Dealing with process signals with Node.js

JavaScript is asynchronous but we sometimes forget that it’s single threaded. This can be a problem when dealing with signals.

Today I stumbled a problem while developping cat-hex, a small command line tool for Node.js.

Cat-hex shows hexadecimal dump of any binary (or text) file:

While this works as expected, I quickly noticed a little problem when using pipe to pipe cat-hex’s output to other commands, like more:

It worked, but pressing q to exit more won’t return to the command prompt, as expected.

My first guess was that I needed to handle some signal SIGPIPE so I added these lines:

Unfortunately, this did not fix the problem, the app still appeared to be stuck when I exited more.

While leaving the command line as is, I then noticed that after some long delay, the command actually exited, and returned to the bash prompt.

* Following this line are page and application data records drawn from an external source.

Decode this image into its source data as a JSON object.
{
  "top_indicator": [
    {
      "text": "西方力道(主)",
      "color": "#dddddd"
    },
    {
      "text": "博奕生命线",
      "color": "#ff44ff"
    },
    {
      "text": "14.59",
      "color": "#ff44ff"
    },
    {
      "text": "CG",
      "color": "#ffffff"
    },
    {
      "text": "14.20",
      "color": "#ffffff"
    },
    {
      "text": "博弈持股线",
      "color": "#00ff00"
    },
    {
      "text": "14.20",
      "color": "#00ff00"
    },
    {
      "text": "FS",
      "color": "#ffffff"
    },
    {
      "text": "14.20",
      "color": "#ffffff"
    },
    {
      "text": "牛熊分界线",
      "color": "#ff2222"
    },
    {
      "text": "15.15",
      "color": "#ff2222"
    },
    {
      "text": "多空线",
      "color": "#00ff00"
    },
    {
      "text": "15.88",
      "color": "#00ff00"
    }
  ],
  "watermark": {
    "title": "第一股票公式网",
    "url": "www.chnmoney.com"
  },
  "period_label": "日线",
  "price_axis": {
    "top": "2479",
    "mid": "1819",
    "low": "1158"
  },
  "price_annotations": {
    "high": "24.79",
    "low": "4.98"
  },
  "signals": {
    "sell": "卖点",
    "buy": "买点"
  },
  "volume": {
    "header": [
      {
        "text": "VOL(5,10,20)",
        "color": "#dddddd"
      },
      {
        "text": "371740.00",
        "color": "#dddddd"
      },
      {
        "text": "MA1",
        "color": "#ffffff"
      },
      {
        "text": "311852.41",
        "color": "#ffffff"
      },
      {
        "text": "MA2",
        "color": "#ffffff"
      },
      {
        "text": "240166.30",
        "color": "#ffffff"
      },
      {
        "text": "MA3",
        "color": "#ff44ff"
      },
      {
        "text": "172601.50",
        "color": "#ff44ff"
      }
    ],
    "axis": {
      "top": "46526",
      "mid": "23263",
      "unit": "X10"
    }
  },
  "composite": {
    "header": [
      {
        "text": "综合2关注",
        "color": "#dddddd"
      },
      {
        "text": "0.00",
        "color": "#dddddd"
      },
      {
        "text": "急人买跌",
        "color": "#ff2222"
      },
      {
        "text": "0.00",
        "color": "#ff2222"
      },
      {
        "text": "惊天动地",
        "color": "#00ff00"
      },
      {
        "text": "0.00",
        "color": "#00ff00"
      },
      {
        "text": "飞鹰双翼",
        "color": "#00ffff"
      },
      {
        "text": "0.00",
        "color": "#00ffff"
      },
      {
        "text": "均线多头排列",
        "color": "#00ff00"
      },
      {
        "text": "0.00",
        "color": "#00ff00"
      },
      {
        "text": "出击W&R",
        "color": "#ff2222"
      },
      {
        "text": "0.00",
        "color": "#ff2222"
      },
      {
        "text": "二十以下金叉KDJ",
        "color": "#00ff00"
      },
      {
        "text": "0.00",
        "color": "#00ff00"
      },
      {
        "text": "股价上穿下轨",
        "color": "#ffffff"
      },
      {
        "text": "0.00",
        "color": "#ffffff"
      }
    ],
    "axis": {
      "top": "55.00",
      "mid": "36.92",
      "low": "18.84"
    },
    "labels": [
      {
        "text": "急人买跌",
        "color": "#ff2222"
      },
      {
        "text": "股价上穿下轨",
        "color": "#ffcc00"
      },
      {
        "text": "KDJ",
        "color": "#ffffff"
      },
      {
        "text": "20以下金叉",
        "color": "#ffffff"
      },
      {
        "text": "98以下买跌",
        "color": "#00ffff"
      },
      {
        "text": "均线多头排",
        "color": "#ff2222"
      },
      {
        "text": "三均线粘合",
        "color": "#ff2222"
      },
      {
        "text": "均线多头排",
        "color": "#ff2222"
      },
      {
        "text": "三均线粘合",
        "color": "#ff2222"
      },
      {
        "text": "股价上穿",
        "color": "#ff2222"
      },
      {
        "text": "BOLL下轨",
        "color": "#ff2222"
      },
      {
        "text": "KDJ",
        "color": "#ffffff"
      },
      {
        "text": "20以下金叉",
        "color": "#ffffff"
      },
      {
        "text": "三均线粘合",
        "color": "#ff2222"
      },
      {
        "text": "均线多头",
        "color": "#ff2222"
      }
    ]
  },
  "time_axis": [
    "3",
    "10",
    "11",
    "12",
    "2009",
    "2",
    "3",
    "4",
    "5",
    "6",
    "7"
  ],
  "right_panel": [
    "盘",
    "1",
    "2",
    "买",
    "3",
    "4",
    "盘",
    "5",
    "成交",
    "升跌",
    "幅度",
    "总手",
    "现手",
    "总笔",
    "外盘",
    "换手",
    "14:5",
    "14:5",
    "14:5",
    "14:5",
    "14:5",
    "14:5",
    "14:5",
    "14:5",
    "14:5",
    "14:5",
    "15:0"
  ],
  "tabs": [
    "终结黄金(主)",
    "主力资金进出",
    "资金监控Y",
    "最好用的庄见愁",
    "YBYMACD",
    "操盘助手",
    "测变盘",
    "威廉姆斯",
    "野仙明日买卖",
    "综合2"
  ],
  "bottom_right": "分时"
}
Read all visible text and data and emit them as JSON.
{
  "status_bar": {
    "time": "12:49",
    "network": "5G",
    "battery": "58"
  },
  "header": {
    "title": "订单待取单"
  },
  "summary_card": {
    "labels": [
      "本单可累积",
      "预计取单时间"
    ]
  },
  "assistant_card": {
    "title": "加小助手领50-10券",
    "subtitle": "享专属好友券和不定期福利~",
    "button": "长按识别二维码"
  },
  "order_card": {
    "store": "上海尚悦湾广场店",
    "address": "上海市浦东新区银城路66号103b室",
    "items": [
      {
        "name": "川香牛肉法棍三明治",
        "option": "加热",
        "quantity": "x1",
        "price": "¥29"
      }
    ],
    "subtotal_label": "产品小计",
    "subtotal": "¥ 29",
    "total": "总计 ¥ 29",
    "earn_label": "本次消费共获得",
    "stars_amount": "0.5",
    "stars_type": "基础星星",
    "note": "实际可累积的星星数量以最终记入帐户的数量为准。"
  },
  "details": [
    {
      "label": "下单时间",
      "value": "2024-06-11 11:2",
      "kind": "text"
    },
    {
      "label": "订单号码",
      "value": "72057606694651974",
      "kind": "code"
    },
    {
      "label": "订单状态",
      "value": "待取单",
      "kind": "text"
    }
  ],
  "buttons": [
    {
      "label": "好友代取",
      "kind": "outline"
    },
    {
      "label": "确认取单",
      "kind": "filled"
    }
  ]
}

As I’m quite new to Unix command line and native programming in general – I did some C++ apps but that was ages ago! – I wasn’t sure what was going on after using pipe to send the content of an app to another one.

What seems to happen is that the app’s output – so is its execution – is kinda paused by more, and when exiting, the pipe is broken, which makes the app’s execution resume.

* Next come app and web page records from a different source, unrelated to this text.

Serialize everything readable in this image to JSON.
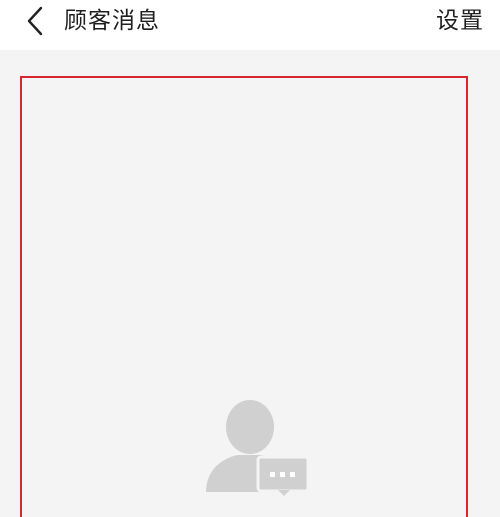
{
  "header": {
    "title": "顾客消息",
    "settings_label": "设置",
    "back_icon": "chevron-left-icon"
  },
  "main": {
    "empty_state_icon": "customer-chat-icon"
  },
  "colors": {
    "background": "#f4f4f4",
    "header_background": "#ffffff",
    "frame_border": "#d8262f",
    "icon_gray": "#d0d0d0"
  }
}
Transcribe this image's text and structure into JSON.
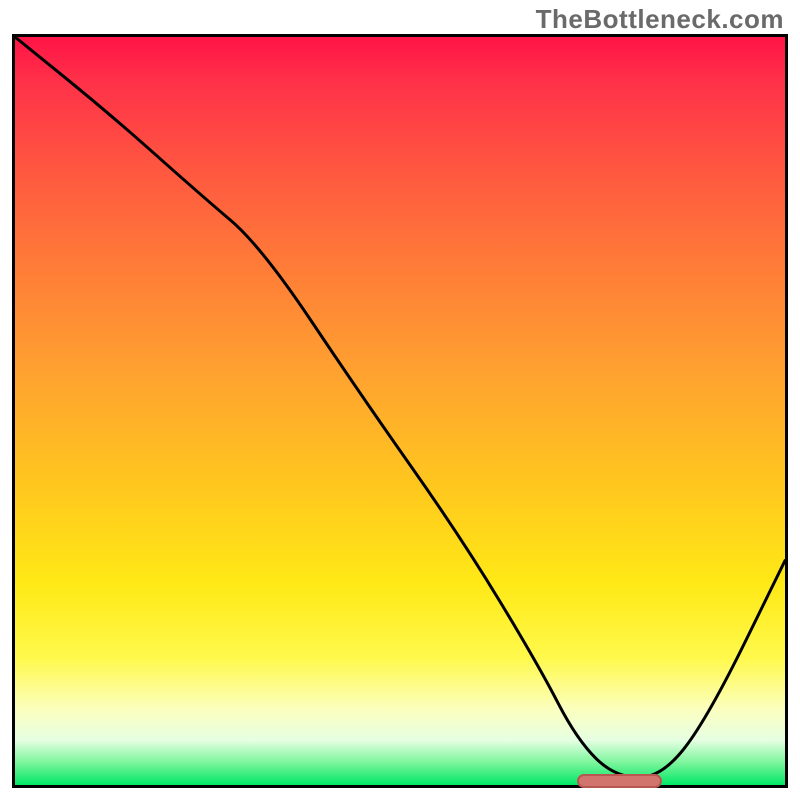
{
  "watermark": "TheBottleneck.com",
  "chart_data": {
    "type": "line",
    "title": "",
    "xlabel": "",
    "ylabel": "",
    "xlim": [
      0,
      100
    ],
    "ylim": [
      0,
      100
    ],
    "grid": false,
    "legend": false,
    "gradient_stops": [
      {
        "pct": 0,
        "color": "#ff1446"
      },
      {
        "pct": 6,
        "color": "#ff3149"
      },
      {
        "pct": 18,
        "color": "#ff5840"
      },
      {
        "pct": 30,
        "color": "#ff7a38"
      },
      {
        "pct": 45,
        "color": "#ffa230"
      },
      {
        "pct": 60,
        "color": "#ffc71e"
      },
      {
        "pct": 73,
        "color": "#ffe916"
      },
      {
        "pct": 83,
        "color": "#fff94c"
      },
      {
        "pct": 90,
        "color": "#fbffc0"
      },
      {
        "pct": 94,
        "color": "#e6ffe2"
      },
      {
        "pct": 97,
        "color": "#7cf59c"
      },
      {
        "pct": 100,
        "color": "#00e765"
      }
    ],
    "series": [
      {
        "name": "bottleneck-curve",
        "x": [
          0,
          12,
          24,
          32,
          45,
          58,
          68,
          73,
          78,
          84,
          90,
          100
        ],
        "y": [
          100,
          90,
          79,
          72,
          52,
          33,
          16,
          6,
          1,
          1,
          9,
          30
        ]
      }
    ],
    "marker": {
      "name": "optimal-range-marker",
      "x_start": 73,
      "x_end": 84,
      "y": 0.6,
      "color": "#d1746e"
    }
  }
}
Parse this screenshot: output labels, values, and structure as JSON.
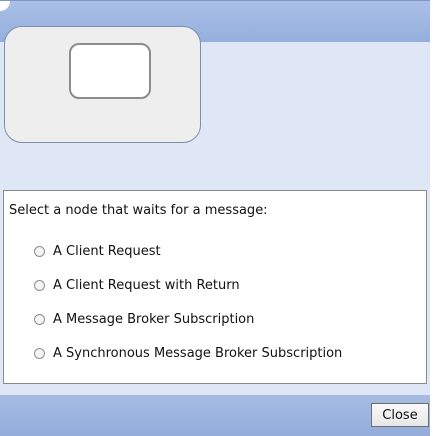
{
  "prompt": "Select a node that waits for a message:",
  "options": [
    {
      "label": "A Client Request",
      "selected": false
    },
    {
      "label": "A Client Request with Return",
      "selected": false
    },
    {
      "label": "A Message Broker Subscription",
      "selected": false
    },
    {
      "label": "A Synchronous Message Broker Subscription",
      "selected": false
    }
  ],
  "footer": {
    "close_label": "Close"
  },
  "colors": {
    "titlebar": "#95afdd",
    "panel": "#dfe7f6",
    "footer": "#93acda"
  }
}
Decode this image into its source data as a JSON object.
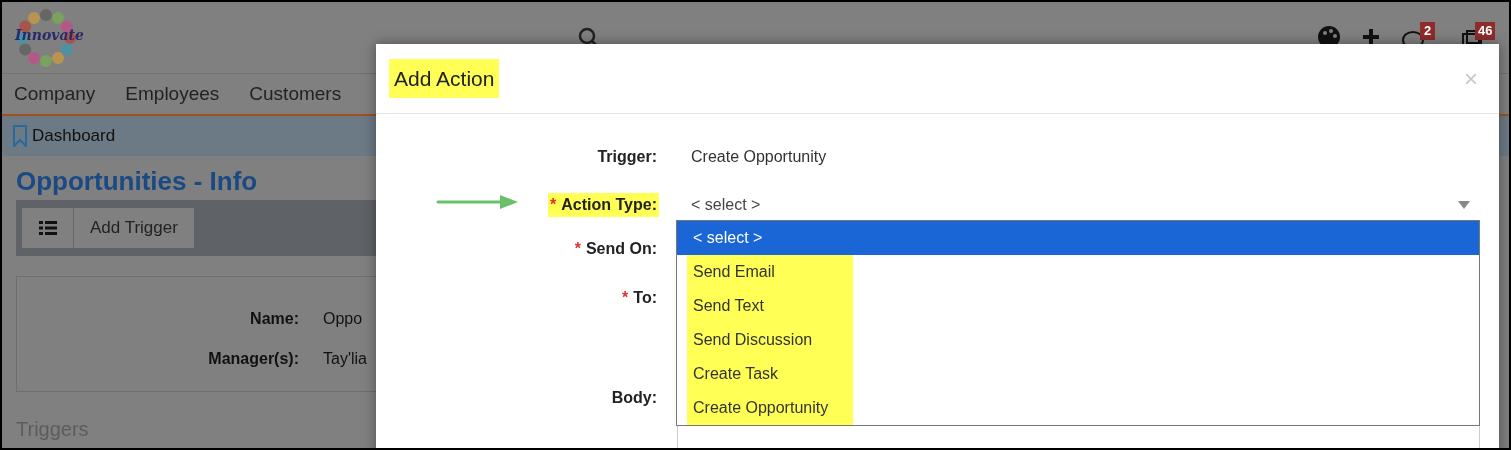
{
  "page": {
    "logo_text": "Innovate",
    "header_badges": [
      "2",
      "46"
    ],
    "nav": [
      {
        "label": "Company"
      },
      {
        "label": "Employees"
      },
      {
        "label": "Customers"
      }
    ],
    "breadcrumb": "Dashboard",
    "title": "Opportunities - Info",
    "toolbar": {
      "button": "Add Trigger"
    },
    "info": [
      {
        "label": "Name:",
        "value": "Oppo"
      },
      {
        "label": "Manager(s):",
        "value": "Tay'lia"
      }
    ],
    "section": "Triggers"
  },
  "modal": {
    "title": "Add Action",
    "close": "×",
    "required_mark": "*",
    "fields": [
      {
        "kind": "text",
        "label": "Trigger:",
        "required": false,
        "highlighted": false,
        "value": "Create Opportunity"
      },
      {
        "kind": "select",
        "label": "Action Type:",
        "required": true,
        "highlighted": true,
        "value": "< select >"
      },
      {
        "kind": "hidden",
        "label": "Send On:",
        "required": true,
        "highlighted": false
      },
      {
        "kind": "hidden",
        "label": "To:",
        "required": true,
        "highlighted": false
      },
      {
        "kind": "textarea",
        "label": "Body:",
        "required": false,
        "highlighted": false
      }
    ],
    "dropdown": [
      {
        "label": "< select >",
        "selected": true,
        "highlighted": false
      },
      {
        "label": "Send Email",
        "selected": false,
        "highlighted": true
      },
      {
        "label": "Send Text",
        "selected": false,
        "highlighted": true
      },
      {
        "label": "Send Discussion",
        "selected": false,
        "highlighted": true
      },
      {
        "label": "Create Task",
        "selected": false,
        "highlighted": true
      },
      {
        "label": "Create Opportunity",
        "selected": false,
        "highlighted": true
      }
    ]
  }
}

That’s why cat-hex didn’t immediately return to bash, as it was still reading the file’s content.

What was misleading is the fact that while it’s running, the output doesn’t appear.

Back to the Node.js code, the problem lies in this piece of code:

This code is executed until the end of the file is reached.

The problem is that since the JavaScript is a single threaded language, when my app receives a SIGPIPE signal, it’s actually put inside the message queue.

And this message queue is only flushed after the code in the main (and only) thread has been executed.

This explains why I didn’t receive the message right after exiting more and why my app only exited after a long delay (which depended on the size of the file I was reading).

To fix the problem, I had to rely on setImmediate:

By calling this function, cat-hex’s execution will be postponed until the message queue is empty and the SIGPIPE handle that was added us actually called:


Update: Under Windows the pipe handling is a bit different. I had to add a special case because the SIGPIPE isn’t sent, and an error is thrown instead:

Source: Stack Overflow

More information about cat-hex can be found on GitHub.